So you found an insurance company you trust, and a policy suited for your needs. All the paperwork is taken care of. Your art is successfully insured. But, it doesn’t just end there.
The value of the art you own can change depending on their age, medium, and artist. So, it’s important to get your collection appraised from time to time, to make sure you stay up-to-date with the market value of your art.
Although there is no right answer to how often you should get an appraisal done, experts advise getting it done every 3-5 years. This is especially important if you own works of established artists that are likely to go up in value over time.
Getting the value of your collection appraised, and your insurance updated accordingly will allow you to insure your art for its latest value and not the amount you bought it for.
Be A Wary Buyer
When your newly bought art is handed to you, make sure you’re also getting all the necessary invoices, and certificates of authentication with it. It is also important to ensure there are no gaps in the provenance. Because, if it turns out at some later time that the art you bought is a counterfeit, or that it was once looted by art traffickers, you could lose your cover.

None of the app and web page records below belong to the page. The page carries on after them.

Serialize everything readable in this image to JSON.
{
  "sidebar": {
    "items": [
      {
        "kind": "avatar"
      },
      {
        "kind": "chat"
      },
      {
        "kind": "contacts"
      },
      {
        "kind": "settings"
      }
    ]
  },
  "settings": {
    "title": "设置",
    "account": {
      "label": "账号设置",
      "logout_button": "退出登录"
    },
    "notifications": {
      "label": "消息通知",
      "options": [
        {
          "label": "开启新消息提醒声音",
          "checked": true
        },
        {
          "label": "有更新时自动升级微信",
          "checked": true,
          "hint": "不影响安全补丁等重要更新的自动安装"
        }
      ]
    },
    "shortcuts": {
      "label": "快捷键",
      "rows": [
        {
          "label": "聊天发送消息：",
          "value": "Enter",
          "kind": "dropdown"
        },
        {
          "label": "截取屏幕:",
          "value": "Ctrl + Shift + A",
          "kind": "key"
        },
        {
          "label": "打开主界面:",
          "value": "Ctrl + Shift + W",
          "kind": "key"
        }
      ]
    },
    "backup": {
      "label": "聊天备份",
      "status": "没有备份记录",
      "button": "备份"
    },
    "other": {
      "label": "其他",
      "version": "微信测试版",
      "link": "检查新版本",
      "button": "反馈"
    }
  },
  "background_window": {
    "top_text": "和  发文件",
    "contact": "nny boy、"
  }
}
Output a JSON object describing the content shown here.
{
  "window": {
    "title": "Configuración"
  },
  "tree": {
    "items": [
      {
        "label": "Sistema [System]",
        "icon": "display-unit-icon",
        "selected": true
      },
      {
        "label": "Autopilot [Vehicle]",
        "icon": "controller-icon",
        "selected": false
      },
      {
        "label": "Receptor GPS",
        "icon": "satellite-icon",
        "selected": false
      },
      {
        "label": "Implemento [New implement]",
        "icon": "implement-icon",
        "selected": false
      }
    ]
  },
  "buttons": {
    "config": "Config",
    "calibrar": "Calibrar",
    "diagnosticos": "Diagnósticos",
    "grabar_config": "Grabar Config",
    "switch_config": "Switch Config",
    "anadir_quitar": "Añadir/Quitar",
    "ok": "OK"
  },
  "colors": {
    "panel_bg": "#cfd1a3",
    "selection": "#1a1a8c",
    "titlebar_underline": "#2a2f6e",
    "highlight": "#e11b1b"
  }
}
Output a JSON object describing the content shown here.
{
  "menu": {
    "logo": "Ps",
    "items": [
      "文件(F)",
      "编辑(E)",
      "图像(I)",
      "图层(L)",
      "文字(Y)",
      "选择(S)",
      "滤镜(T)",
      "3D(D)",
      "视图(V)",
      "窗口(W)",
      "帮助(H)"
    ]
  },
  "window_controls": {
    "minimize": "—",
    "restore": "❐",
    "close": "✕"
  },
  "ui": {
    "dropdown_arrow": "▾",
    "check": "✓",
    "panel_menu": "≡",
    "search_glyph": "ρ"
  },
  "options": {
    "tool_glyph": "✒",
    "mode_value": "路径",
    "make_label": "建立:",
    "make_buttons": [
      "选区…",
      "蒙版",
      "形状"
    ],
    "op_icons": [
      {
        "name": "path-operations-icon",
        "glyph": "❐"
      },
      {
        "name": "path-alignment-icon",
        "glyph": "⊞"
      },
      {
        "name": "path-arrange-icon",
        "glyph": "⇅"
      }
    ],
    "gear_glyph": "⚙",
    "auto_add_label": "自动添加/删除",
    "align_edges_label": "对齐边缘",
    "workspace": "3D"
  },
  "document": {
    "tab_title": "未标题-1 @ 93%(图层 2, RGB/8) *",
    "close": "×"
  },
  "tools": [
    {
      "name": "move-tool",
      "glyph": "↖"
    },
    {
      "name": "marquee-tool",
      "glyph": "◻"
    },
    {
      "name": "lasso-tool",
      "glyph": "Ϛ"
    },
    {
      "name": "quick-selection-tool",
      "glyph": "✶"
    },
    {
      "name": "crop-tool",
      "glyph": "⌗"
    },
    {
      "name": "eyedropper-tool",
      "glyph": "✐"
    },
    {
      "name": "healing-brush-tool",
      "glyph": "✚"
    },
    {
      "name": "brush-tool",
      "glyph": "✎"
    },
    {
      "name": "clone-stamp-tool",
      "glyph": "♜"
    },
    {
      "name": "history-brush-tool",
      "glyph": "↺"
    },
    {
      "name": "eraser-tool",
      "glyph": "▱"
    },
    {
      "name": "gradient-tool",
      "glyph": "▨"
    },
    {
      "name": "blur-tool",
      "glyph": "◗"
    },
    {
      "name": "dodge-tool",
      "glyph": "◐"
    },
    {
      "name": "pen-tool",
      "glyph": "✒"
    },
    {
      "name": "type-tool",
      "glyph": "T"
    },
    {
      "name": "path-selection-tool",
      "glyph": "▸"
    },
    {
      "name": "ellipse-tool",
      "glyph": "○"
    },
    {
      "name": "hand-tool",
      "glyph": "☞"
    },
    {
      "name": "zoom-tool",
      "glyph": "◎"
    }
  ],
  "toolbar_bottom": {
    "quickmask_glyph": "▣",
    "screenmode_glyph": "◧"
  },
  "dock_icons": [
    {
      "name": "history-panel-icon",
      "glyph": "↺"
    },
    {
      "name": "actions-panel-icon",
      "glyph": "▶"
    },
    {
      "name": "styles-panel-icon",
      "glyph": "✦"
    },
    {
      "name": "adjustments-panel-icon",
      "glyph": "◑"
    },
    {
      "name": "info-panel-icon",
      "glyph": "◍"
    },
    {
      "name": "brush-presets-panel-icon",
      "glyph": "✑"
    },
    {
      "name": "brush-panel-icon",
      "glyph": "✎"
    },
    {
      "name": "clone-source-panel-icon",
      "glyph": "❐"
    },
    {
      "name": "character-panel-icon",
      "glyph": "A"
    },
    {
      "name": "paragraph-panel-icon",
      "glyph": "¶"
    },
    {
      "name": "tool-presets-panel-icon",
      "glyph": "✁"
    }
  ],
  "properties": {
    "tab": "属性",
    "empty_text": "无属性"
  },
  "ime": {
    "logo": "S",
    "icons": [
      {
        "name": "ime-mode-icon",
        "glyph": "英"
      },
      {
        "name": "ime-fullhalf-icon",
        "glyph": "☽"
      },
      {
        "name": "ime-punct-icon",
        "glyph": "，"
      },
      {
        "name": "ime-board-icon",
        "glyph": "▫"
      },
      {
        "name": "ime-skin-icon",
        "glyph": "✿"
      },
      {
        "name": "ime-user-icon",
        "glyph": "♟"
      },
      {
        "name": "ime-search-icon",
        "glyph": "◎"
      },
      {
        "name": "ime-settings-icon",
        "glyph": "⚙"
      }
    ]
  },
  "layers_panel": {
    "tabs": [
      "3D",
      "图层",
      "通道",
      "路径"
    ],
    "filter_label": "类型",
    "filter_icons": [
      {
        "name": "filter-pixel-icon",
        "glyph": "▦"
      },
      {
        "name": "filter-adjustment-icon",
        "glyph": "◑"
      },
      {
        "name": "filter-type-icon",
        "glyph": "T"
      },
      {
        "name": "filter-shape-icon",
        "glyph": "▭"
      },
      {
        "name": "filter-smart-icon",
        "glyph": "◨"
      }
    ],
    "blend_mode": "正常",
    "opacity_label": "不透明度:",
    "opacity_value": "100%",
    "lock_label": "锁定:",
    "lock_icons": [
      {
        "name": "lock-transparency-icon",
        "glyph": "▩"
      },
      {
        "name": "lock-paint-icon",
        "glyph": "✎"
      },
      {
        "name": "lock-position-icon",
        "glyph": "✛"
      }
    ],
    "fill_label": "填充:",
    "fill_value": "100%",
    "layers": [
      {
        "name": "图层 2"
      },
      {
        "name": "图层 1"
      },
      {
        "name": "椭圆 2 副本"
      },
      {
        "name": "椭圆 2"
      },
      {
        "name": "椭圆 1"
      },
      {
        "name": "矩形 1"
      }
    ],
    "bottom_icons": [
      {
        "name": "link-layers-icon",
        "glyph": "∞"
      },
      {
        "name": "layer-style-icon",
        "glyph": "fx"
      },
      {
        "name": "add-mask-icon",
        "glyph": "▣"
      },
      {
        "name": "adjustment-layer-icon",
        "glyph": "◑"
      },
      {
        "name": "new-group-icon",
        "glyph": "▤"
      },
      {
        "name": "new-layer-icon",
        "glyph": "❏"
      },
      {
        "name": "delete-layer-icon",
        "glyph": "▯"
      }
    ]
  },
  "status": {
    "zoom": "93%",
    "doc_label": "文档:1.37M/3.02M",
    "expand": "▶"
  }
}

Additionally, be thorough with the terms of the policy— if it offers replacement (in case of theft or total destruction), restoration (in case of partial damage), or reimbursement (for maintenance), or a combination of the three.
Lastly, before you sign yourself up for anything, be sure to do extensive research. Approach different insurers, ask many questions and compare your options.
If you’re not sure about all the jargon and feel lost in the sea of paperwork, consider hiring a lawyer who can help you sort them out and make sure your art is properly protected.
To know more about authentication, certification, and other legal processes from an expert, watch our video for the Art Fervour’s AF Weekender 2021 where India’s first art lawyer Debottam T. Bose takes you through the fascinating world of fakes, forgeries, and counterfeits, as well as the ins and outs of art law and its importance.
Don’t have an art collection to insure yet? Get started with our guide for millennial collectors here.